■ Task requirements: Could you give the data below again, exactly and completely?

[Website and app data records]
......

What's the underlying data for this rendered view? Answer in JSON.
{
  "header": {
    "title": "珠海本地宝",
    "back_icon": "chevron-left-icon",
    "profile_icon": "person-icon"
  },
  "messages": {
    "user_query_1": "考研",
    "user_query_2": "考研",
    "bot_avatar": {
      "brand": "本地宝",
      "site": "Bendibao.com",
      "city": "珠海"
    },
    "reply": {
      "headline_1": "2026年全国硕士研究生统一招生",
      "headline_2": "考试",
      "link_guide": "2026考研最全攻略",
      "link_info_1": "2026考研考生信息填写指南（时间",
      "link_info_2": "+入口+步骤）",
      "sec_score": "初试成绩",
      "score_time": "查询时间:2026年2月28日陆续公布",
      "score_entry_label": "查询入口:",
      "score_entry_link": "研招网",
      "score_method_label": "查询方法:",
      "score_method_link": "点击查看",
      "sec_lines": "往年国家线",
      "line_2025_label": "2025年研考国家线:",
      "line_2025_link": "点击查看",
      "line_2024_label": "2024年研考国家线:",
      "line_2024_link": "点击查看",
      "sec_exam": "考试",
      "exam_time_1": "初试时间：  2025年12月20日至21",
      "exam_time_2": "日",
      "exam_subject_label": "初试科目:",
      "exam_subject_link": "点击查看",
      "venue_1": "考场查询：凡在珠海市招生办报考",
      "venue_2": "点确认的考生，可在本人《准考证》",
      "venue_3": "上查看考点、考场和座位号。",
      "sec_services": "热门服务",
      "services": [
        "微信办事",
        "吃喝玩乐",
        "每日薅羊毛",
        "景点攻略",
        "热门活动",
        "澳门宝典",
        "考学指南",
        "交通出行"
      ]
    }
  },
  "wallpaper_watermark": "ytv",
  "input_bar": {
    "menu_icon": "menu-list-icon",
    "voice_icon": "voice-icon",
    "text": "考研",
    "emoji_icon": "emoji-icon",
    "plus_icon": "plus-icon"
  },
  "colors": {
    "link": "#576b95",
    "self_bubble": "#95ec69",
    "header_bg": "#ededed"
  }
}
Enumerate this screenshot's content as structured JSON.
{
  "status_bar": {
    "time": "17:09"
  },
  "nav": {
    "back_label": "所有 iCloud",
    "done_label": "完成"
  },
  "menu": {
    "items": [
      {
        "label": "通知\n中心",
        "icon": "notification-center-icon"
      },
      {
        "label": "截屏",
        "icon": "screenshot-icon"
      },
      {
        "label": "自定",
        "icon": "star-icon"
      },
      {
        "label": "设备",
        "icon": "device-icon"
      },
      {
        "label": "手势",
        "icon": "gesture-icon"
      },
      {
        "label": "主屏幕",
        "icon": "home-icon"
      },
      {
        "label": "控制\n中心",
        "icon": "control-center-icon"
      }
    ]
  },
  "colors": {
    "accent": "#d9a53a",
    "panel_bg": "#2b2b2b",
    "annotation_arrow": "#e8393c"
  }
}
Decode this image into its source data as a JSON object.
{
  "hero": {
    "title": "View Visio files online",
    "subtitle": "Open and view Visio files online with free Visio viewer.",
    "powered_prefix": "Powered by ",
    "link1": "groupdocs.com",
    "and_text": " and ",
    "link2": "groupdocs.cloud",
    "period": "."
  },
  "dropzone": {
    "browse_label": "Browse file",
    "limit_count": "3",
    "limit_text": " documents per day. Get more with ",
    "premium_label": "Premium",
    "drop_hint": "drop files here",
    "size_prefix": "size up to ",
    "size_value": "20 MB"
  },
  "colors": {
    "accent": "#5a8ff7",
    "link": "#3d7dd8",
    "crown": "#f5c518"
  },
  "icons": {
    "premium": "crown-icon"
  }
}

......

■ Answer to the exercise:
What's the underlying data for this rendered view? Answer in JSON.
{
  "header": {
    "title": "珠海本地宝",
    "back_icon": "chevron-left-icon",
    "profile_icon": "person-icon"
  },
  "messages": {
    "user_query_1": "考研",
    "user_query_2": "考研",
    "bot_avatar": {
      "brand": "本地宝",
      "site": "Bendibao.com",
      "city": "珠海"
    },
    "reply": {
      "headline_1": "2026年全国硕士研究生统一招生",
      "headline_2": "考试",
      "link_guide": "2026考研最全攻略",
      "link_info_1": "2026考研考生信息填写指南（时间",
      "link_info_2": "+入口+步骤）",
      "sec_score": "初试成绩",
      "score_time": "查询时间:2026年2月28日陆续公布",
      "score_entry_label": "查询入口:",
      "score_entry_link": "研招网",
      "score_method_label": "查询方法:",
      "score_method_link": "点击查看",
      "sec_lines": "往年国家线",
      "line_2025_label": "2025年研考国家线:",
      "line_2025_link": "点击查看",
      "line_2024_label": "2024年研考国家线:",
      "line_2024_link": "点击查看",
      "sec_exam": "考试",
      "exam_time_1": "初试时间：  2025年12月20日至21",
      "exam_time_2": "日",
      "exam_subject_label": "初试科目:",
      "exam_subject_link": "点击查看",
      "venue_1": "考场查询：凡在珠海市招生办报考",
      "venue_2": "点确认的考生，可在本人《准考证》",
      "venue_3": "上查看考点、考场和座位号。",
      "sec_services": "热门服务",
      "services": [
        "微信办事",
        "吃喝玩乐",
        "每日薅羊毛",
        "景点攻略",
        "热门活动",
        "澳门宝典",
        "考学指南",
        "交通出行"
      ]
    }
  },
  "wallpaper_watermark": "ytv",
  "input_bar": {
    "menu_icon": "menu-list-icon",
    "voice_icon": "voice-icon",
    "text": "考研",
    "emoji_icon": "emoji-icon",
    "plus_icon": "plus-icon"
  },
  "colors": {
    "link": "#576b95",
    "self_bubble": "#95ec69",
    "header_bg": "#ededed"
  }
}
Enumerate this screenshot's content as structured JSON.
{
  "status_bar": {
    "time": "17:09"
  },
  "nav": {
    "back_label": "所有 iCloud",
    "done_label": "完成"
  },
  "menu": {
    "items": [
      {
        "label": "通知\n中心",
        "icon": "notification-center-icon"
      },
      {
        "label": "截屏",
        "icon": "screenshot-icon"
      },
      {
        "label": "自定",
        "icon": "star-icon"
      },
      {
        "label": "设备",
        "icon": "device-icon"
      },
      {
        "label": "手势",
        "icon": "gesture-icon"
      },
      {
        "label": "主屏幕",
        "icon": "home-icon"
      },
      {
        "label": "控制\n中心",
        "icon": "control-center-icon"
      }
    ]
  },
  "colors": {
    "accent": "#d9a53a",
    "panel_bg": "#2b2b2b",
    "annotation_arrow": "#e8393c"
  }
}
Decode this image into its source data as a JSON object.
{
  "hero": {
    "title": "View Visio files online",
    "subtitle": "Open and view Visio files online with free Visio viewer.",
    "powered_prefix": "Powered by ",
    "link1": "groupdocs.com",
    "and_text": " and ",
    "link2": "groupdocs.cloud",
    "period": "."
  },
  "dropzone": {
    "browse_label": "Browse file",
    "limit_count": "3",
    "limit_text": " documents per day. Get more with ",
    "premium_label": "Premium",
    "drop_hint": "drop files here",
    "size_prefix": "size up to ",
    "size_value": "20 MB"
  },
  "colors": {
    "accent": "#5a8ff7",
    "link": "#3d7dd8",
    "crown": "#f5c518"
  },
  "icons": {
    "premium": "crown-icon"
  }
}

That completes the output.